### Problem description:
Check every line of the material below for the string "Nishad", and return the ones that have it.

--- --- ---

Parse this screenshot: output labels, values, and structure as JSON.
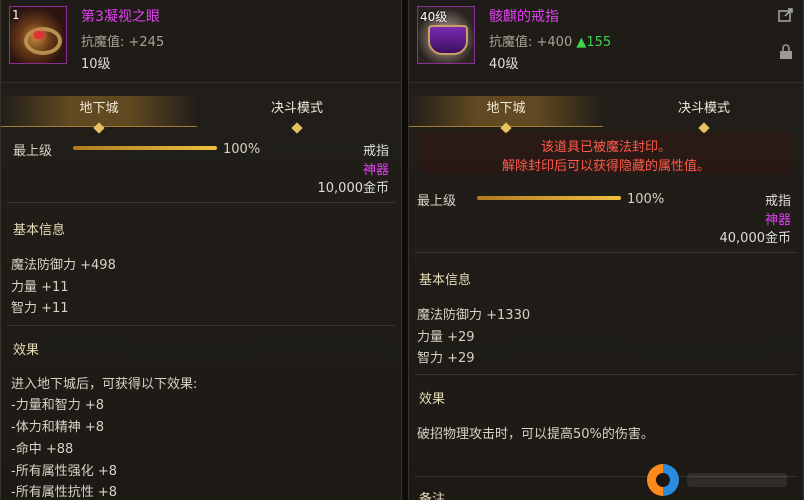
{
  "left": {
    "icon_level": "1",
    "icon_badge": "",
    "name": "第3凝视之眼",
    "stat_line": "抗魔值: +245",
    "level": "10级",
    "tabs": [
      "地下城",
      "决斗模式"
    ],
    "grade_label": "最上级",
    "grade_percent_text": "100%",
    "grade_percent": 1.0,
    "slot": "戒指",
    "rarity": "神器",
    "price": "10,000金币",
    "basic_info_title": "基本信息",
    "basic_stats": [
      "魔法防御力 +498",
      "力量 +11",
      "智力 +11"
    ],
    "effect_title": "效果",
    "effects": [
      "进入地下城后，可获得以下效果:",
      "-力量和智力 +8",
      "-体力和精神 +8",
      "-命中 +88",
      "-所有属性强化 +8",
      "-所有属性抗性 +8"
    ]
  },
  "right": {
    "icon_level": "40级",
    "name": "骸麒的戒指",
    "stat_prefix": "抗魔值: +400 ",
    "stat_up": "▲155",
    "level": "40级",
    "tabs": [
      "地下城",
      "决斗模式"
    ],
    "sealed_line1": "该道具已被魔法封印。",
    "sealed_line2": "解除封印后可以获得隐藏的属性值。",
    "grade_label": "最上级",
    "grade_percent_text": "100%",
    "grade_percent": 1.0,
    "slot": "戒指",
    "rarity": "神器",
    "price": "40,000金币",
    "basic_info_title": "基本信息",
    "basic_stats": [
      "魔法防御力 +1330",
      "力量 +29",
      "智力 +29"
    ],
    "effect_title": "效果",
    "effects": [
      "破招物理攻击时，可以提高50%的伤害。"
    ],
    "next_section_peek": "备注"
  },
  "icons": {
    "share": "share-icon",
    "lock": "lock-icon"
  },
  "colors": {
    "item_name": "#e040f0",
    "stat_up": "#3fd34a",
    "sealed_text": "#ff5a4a",
    "bar": "#f0c040"
  }
}
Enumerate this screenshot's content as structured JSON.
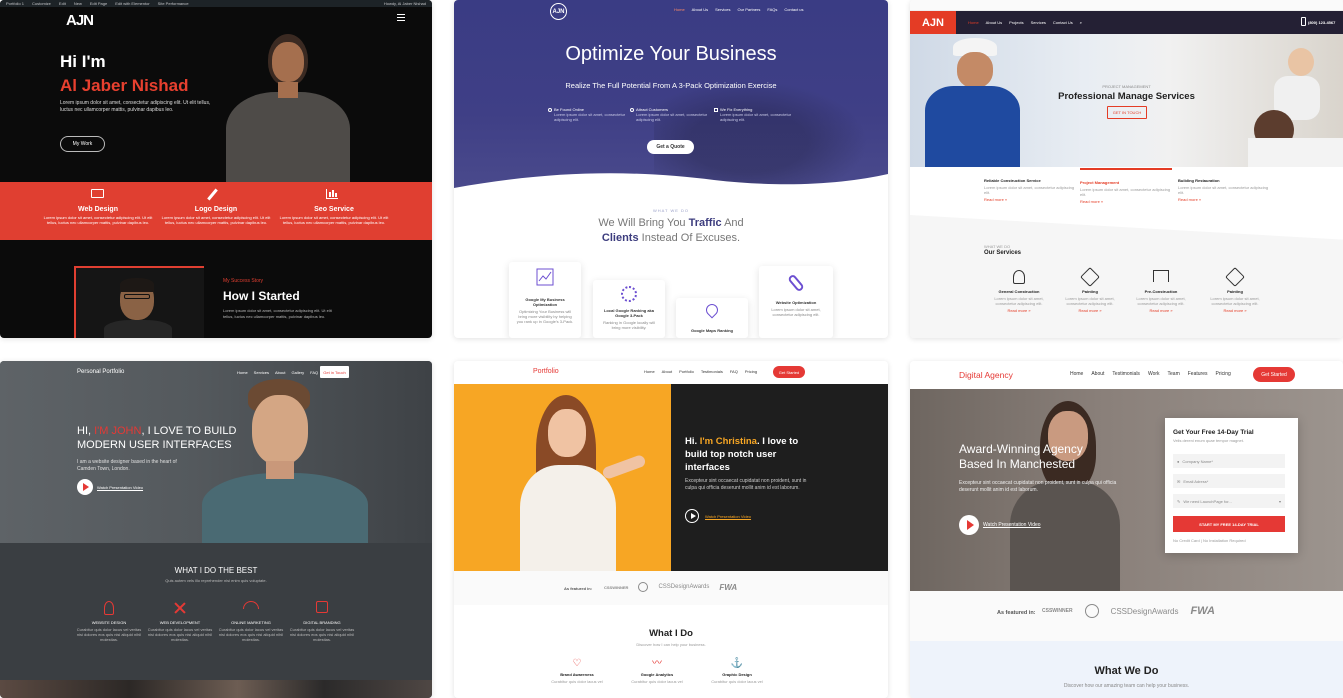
{
  "portfolio1": {
    "topbar": [
      "Portfolio 1",
      "Customize",
      "Edit",
      "New",
      "Edit Page",
      "Edit with Elementor",
      "Site Performance",
      "Howdy, Al Jaber Nishad"
    ],
    "logo": "AJN",
    "hi": "Hi I'm",
    "name": "Al Jaber Nishad",
    "intro": "Lorem ipsum dolor sit amet, consectetur adipiscing elit. Ut elit tellus, luctus nec ullamcorper mattis, pulvinar dapibus leo.",
    "cta": "My Work",
    "services": [
      {
        "title": "Web Design",
        "text": "Lorem ipsum dolor sit amet, consectetur adipiscing elit. Ut elit tellus, luctus nec ullamcorper mattis, pulvinar dapibus leo."
      },
      {
        "title": "Logo Design",
        "text": "Lorem ipsum dolor sit amet, consectetur adipiscing elit. Ut elit tellus, luctus nec ullamcorper mattis, pulvinar dapibus leo."
      },
      {
        "title": "Seo Service",
        "text": "Lorem ipsum dolor sit amet, consectetur adipiscing elit. Ut elit tellus, luctus nec ullamcorper mattis, pulvinar dapibus leo."
      }
    ],
    "story_label": "My Success Story",
    "story_title": "How I Started",
    "story_text": "Lorem ipsum dolor sit amet, consectetur adipiscing elit. Ut elit tellus, luctus nec ullamcorper mattis, pulvinar dapibus leo."
  },
  "business": {
    "logo": "AJN",
    "nav": [
      "Home",
      "About Us",
      "Services",
      "Our Partners",
      "FAQs",
      "Contact us"
    ],
    "title": "Optimize Your Business",
    "subtitle": "Realize The Full Potential From A 3-Pack Optimization Exercise",
    "features": [
      {
        "title": "Be Found Online",
        "text": "Lorem ipsum dolor sit amet, consectetur adipiscing elit."
      },
      {
        "title": "Attract Customers",
        "text": "Lorem ipsum dolor sit amet, consectetur adipiscing elit."
      },
      {
        "title": "We Fix Everything",
        "text": "Lorem ipsum dolor sit amet, consectetur adipiscing elit."
      }
    ],
    "cta": "Get a Quote",
    "what_we_do": "What We Do",
    "tagline_1": "We Will Bring You",
    "tagline_traffic": "Traffic",
    "tagline_and": "And",
    "tagline_clients": "Clients",
    "tagline_2": "Instead Of Excuses.",
    "cards": [
      {
        "title": "Google My Business Optimization",
        "text": "Optimizing Your Business will bring more visibility by helping you rank up in Google's 3-Pack."
      },
      {
        "title": "Local Google Ranking aka Google 3-Pack",
        "text": "Ranking in Google locally will bring more visibility."
      },
      {
        "title": "Google Maps Ranking",
        "text": ""
      },
      {
        "title": "Website Optimization",
        "text": "Lorem ipsum dolor sit amet, consectetur adipiscing elit."
      }
    ]
  },
  "construction": {
    "logo": "AJN",
    "nav": [
      "Home",
      "About Us",
      "Projects",
      "Services",
      "Contact Us"
    ],
    "phone": "(800) 123-4567",
    "label": "PROJECT MANAGEMENT",
    "title": "Professional Manage Services",
    "cta": "GET IN TOUCH",
    "tabs": [
      {
        "title": "Reliable Construction Service",
        "text": "Lorem ipsum dolor sit amet, consectetur adipiscing elit.",
        "more": "Read more »"
      },
      {
        "title": "Project Management",
        "text": "Lorem ipsum dolor sit amet, consectetur adipiscing elit.",
        "more": "Read more »"
      },
      {
        "title": "Building Restauration",
        "text": "Lorem ipsum dolor sit amet, consectetur adipiscing elit.",
        "more": "Read more »"
      }
    ],
    "what_we_do": "WHAT WE DO",
    "our_services": "Our Services",
    "services": [
      {
        "title": "General Construction",
        "text": "Lorem ipsum dolor sit amet, consectetur adipiscing elit.",
        "more": "Read more »"
      },
      {
        "title": "Painting",
        "text": "Lorem ipsum dolor sit amet, consectetur adipiscing elit.",
        "more": "Read more »"
      },
      {
        "title": "Pre-Construction",
        "text": "Lorem ipsum dolor sit amet, consectetur adipiscing elit.",
        "more": "Read more »"
      },
      {
        "title": "Painting",
        "text": "Lorem ipsum dolor sit amet, consectetur adipiscing elit.",
        "more": "Read more »"
      }
    ]
  },
  "personal": {
    "brand": "Personal Portfolio",
    "nav": [
      "Home",
      "Services",
      "About",
      "Gallery",
      "FAQ"
    ],
    "nav_cta": "Get in Touch",
    "headline_1": "HI,",
    "headline_name": "I'M JOHN",
    "headline_2": ", I LOVE TO BUILD",
    "headline_3": "MODERN USER INTERFACES",
    "intro": "I am a website designer based in the heart of Camden Town, London.",
    "video": "Watch Presentation Video",
    "section_title": "WHAT I DO THE BEST",
    "section_sub": "Quis autem vels illo reprehender nisi enim quis voluptate.",
    "services": [
      {
        "title": "WEBSITE DESIGN",
        "text": "Curabitur quis dolor lacus vel veritas nisi dolores eos quis nisi aliquid nihil molestias."
      },
      {
        "title": "WEB DEVELOPMENT",
        "text": "Curabitur quis dolor lacus vel veritas nisi dolores eos quis nisi aliquid nihil molestias."
      },
      {
        "title": "ONLINE MARKETING",
        "text": "Curabitur quis dolor lacus vel veritas nisi dolores eos quis nisi aliquid nihil molestias."
      },
      {
        "title": "DIGITAL BRANDING",
        "text": "Curabitur quis dolor lacus vel veritas nisi dolores eos quis nisi aliquid nihil molestias."
      }
    ]
  },
  "christina": {
    "brand": "Portfolio",
    "nav": [
      "Home",
      "About",
      "Portfolio",
      "Testimonials",
      "FAQ",
      "Pricing"
    ],
    "nav_cta": "Get Started",
    "hi": "Hi.",
    "name": "I'm Christina",
    "line_1": ". I love to",
    "line_2": "build top notch user",
    "line_3": "interfaces",
    "text": "Excepteur sint occaecat cupidatat non proident, sunt in culpa qui officia deserunt mollit anim id est laborum.",
    "video": "Watch Presentation Video",
    "featured": "As featured in:",
    "logos": [
      "CSSWINNER",
      "",
      "CSSDesignAwards",
      "FWA"
    ],
    "what_i_do": "What I Do",
    "what_i_do_sub": "Discover how I can help your business.",
    "services": [
      {
        "title": "Brand Awareness",
        "text": "Curabitur quis dolor lacus vel"
      },
      {
        "title": "Google Analytics",
        "text": "Curabitur quis dolor lacus vel"
      },
      {
        "title": "Graphic Design",
        "text": "Curabitur quis dolor lacus vel"
      }
    ]
  },
  "agency": {
    "brand": "Digital Agency",
    "nav": [
      "Home",
      "About",
      "Testimonials",
      "Work",
      "Team",
      "Features",
      "Pricing"
    ],
    "nav_cta": "Get Started",
    "title_1": "Award-Winning Agency",
    "title_2": "Based In Manchested",
    "text": "Excepteur sint occaecat cupidatat non proident, sunt in culpa qui officia deserunt mollit anim id est laborum.",
    "video": "Watch Presentation Video",
    "form": {
      "title": "Get Your Free 14-Day Trial",
      "sub": "Velis dereni enum quae tempor magnet.",
      "company": "Company Name*",
      "email": "Email Adress*",
      "select": "We need LaunchPage for...",
      "submit": "START MY FREE 14-DAY TRIAL",
      "note": "No Credit Card | No Installation Required"
    },
    "featured": "As featured in:",
    "logos": [
      "CSSWINNER",
      "",
      "CSSDesignAwards",
      "FWA"
    ],
    "what_we_do": "What We Do",
    "what_we_do_sub": "Discover how our amazing team can help your business."
  }
}
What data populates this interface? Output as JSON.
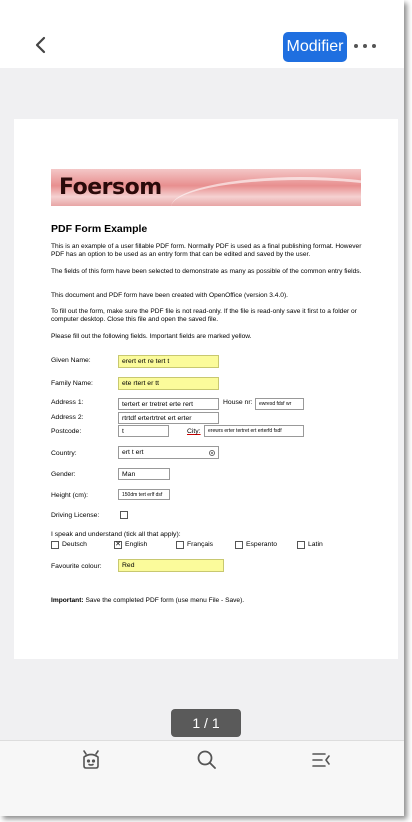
{
  "header": {
    "modify_label": "Modifier"
  },
  "document": {
    "logo_text": "Foersom",
    "title": "PDF Form Example",
    "paragraphs": [
      "This is an example of a user fillable PDF form. Normally PDF is used as a final publishing format. However PDF has an option to be used as an entry form that can be edited and saved by the user.",
      "The fields of this form have been selected to demonstrate as many as possible of the common entry fields.",
      "This document and PDF form have been created with OpenOffice (version 3.4.0).",
      "To fill out the form, make sure the PDF file is not read-only. If the file is read-only save it first to a folder or computer desktop. Close this file and open the saved file.",
      "Please fill out the following fields. Important fields are marked yellow."
    ],
    "form": {
      "given_name_label": "Given Name:",
      "given_name_value": "erert ert re tert t",
      "family_name_label": "Family Name:",
      "family_name_value": "ete rtert er tt",
      "address1_label": "Address 1:",
      "address1_value": "tertert er tretret  erte rert",
      "house_nr_label": "House nr:",
      "house_nr_value": "ewresd fdsf wr",
      "address2_label": "Address 2:",
      "address2_value": "rtrtdf ertertrtret ert erter",
      "postcode_label": "Postcode:",
      "postcode_value": "t",
      "city_label": "City:",
      "city_value": "erewrs erter tertret ert erterfd fsdf",
      "country_label": "Country:",
      "country_value": "ert t ert",
      "gender_label": "Gender:",
      "gender_value": "Man",
      "height_label": "Height (cm):",
      "height_value": "150dm tert erlf dsf",
      "driving_license_label": "Driving License:",
      "languages_label": "I speak and understand (tick all that apply):",
      "languages": [
        {
          "label": "Deutsch",
          "checked": false
        },
        {
          "label": "English",
          "checked": true
        },
        {
          "label": "Français",
          "checked": false
        },
        {
          "label": "Esperanto",
          "checked": false
        },
        {
          "label": "Latin",
          "checked": false
        }
      ],
      "favourite_colour_label": "Favourite colour:",
      "favourite_colour_value": "Red"
    },
    "important_label": "Important:",
    "important_text": " Save the completed PDF form (use menu File - Save)."
  },
  "page_indicator": "1 / 1",
  "toolbar": {
    "icons": [
      "robot-icon",
      "search-icon",
      "outline-list-icon"
    ]
  },
  "colors": {
    "accent": "#1f6fe0",
    "required_field": "#fbfb9b"
  }
}
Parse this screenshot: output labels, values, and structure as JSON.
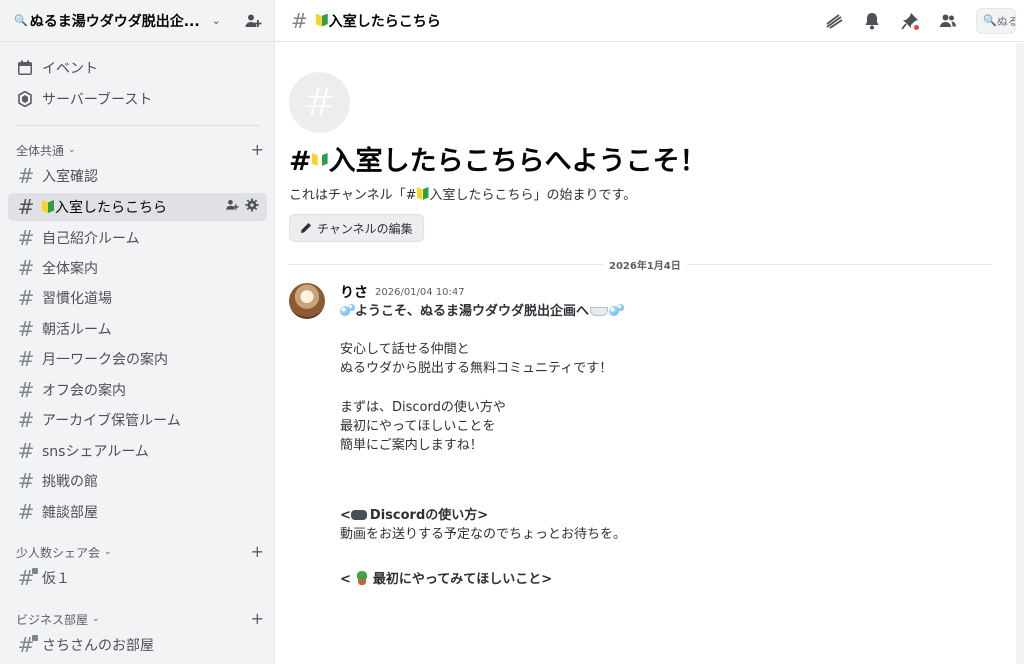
{
  "server": {
    "name": "ぬるま湯ウダウダ脱出企...",
    "search_glyph": "🔍"
  },
  "nav": {
    "events_label": "イベント",
    "boost_label": "サーバーブースト"
  },
  "categories": {
    "common": "全体共通",
    "small": "少人数シェア会",
    "business": "ビジネス部屋"
  },
  "channels": {
    "c1": "入室確認",
    "c2": "入室したらこちら",
    "c3": "自己紹介ルーム",
    "c4": "全体案内",
    "c5": "習慣化道場",
    "c6": "朝活ルーム",
    "c7": "月一ワーク会の案内",
    "c8": "オフ会の案内",
    "c9": "アーカイブ保管ルーム",
    "c10": "snsシェアルーム",
    "c11": "挑戦の館",
    "c12": "雑談部屋",
    "small1": "仮１",
    "biz1": "さちさんのお部屋"
  },
  "topbar": {
    "channel_name": "入室したらこちら",
    "search_placeholder": "ぬる"
  },
  "welcome": {
    "title_prefix": "#",
    "title_rest": "入室したらこちらへようこそ！",
    "sub_prefix": "これはチャンネル「#",
    "sub_suffix": "入室したらこちら」の始まりです。",
    "edit_label": "チャンネルの編集"
  },
  "date_divider": "2026年1月4日",
  "message": {
    "author": "りさ",
    "timestamp": "2026/01/04 10:47",
    "headline": "ようこそ、ぬるま湯ウダウダ脱出企画へ",
    "l1": "安心して話せる仲間と",
    "l2": "ぬるウダから脱出する無料コミュニティです！",
    "l3": "まずは、Discordの使い方や",
    "l4": "最初にやってほしいことを",
    "l5": "簡単にご案内しますね！",
    "s1_prefix": "<",
    "s1_title": "Discordの使い方>",
    "s1_body": "動画をお送りする予定なのでちょっとお待ちを。",
    "s2_prefix": "<",
    "s2_title": "最初にやってみてほしいこと>"
  },
  "icons": {
    "calendar": "calendar-icon",
    "boost": "boost-icon",
    "hash": "#"
  }
}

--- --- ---

### Reply:
      "Howdy, Al Jaber Nishad"
    "name": "Al Jaber Nishad",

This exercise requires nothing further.